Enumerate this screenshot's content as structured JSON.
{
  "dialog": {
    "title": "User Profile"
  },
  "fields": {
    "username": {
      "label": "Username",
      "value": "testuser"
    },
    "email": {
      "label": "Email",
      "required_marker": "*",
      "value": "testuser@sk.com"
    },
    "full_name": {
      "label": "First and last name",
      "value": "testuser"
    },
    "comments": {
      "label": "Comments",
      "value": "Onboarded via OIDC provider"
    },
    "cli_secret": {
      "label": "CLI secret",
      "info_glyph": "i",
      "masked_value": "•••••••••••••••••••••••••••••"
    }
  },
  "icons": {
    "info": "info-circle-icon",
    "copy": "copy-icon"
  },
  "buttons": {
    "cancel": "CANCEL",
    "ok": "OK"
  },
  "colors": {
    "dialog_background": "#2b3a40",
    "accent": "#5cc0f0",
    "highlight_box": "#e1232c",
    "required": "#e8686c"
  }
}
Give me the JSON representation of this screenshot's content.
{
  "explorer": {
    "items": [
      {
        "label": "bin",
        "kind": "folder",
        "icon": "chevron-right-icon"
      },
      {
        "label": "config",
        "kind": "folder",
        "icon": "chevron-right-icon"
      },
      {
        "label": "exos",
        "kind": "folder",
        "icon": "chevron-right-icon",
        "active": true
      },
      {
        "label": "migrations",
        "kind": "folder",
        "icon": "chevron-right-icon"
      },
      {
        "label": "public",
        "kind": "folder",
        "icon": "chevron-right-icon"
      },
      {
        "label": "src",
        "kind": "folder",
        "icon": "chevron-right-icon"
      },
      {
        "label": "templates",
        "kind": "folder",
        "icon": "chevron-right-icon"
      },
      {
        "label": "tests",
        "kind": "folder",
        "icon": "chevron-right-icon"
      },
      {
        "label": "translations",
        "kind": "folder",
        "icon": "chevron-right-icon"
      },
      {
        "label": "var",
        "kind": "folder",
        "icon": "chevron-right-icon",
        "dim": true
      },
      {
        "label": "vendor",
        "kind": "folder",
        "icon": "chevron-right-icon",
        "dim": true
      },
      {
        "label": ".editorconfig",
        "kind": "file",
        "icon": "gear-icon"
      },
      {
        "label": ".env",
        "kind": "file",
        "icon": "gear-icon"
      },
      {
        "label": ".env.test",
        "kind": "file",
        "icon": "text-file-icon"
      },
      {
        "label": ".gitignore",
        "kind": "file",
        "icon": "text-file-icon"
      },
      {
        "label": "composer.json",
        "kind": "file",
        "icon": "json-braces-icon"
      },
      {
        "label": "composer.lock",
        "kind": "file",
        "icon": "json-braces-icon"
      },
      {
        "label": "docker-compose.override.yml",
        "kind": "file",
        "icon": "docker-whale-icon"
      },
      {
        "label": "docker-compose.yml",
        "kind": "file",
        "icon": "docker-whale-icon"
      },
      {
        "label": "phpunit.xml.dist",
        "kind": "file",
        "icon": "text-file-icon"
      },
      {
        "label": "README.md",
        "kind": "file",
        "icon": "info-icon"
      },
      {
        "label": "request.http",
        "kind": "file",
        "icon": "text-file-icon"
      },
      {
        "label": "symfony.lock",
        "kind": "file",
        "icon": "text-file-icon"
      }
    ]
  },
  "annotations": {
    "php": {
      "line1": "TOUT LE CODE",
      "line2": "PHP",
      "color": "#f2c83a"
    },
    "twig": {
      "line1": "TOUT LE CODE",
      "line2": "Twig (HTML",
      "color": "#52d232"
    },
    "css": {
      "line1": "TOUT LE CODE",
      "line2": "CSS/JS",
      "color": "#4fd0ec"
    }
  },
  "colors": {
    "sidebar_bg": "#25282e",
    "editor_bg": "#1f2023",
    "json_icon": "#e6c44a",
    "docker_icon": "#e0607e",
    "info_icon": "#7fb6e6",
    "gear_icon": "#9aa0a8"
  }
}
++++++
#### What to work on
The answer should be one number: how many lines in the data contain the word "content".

#### Answer area
2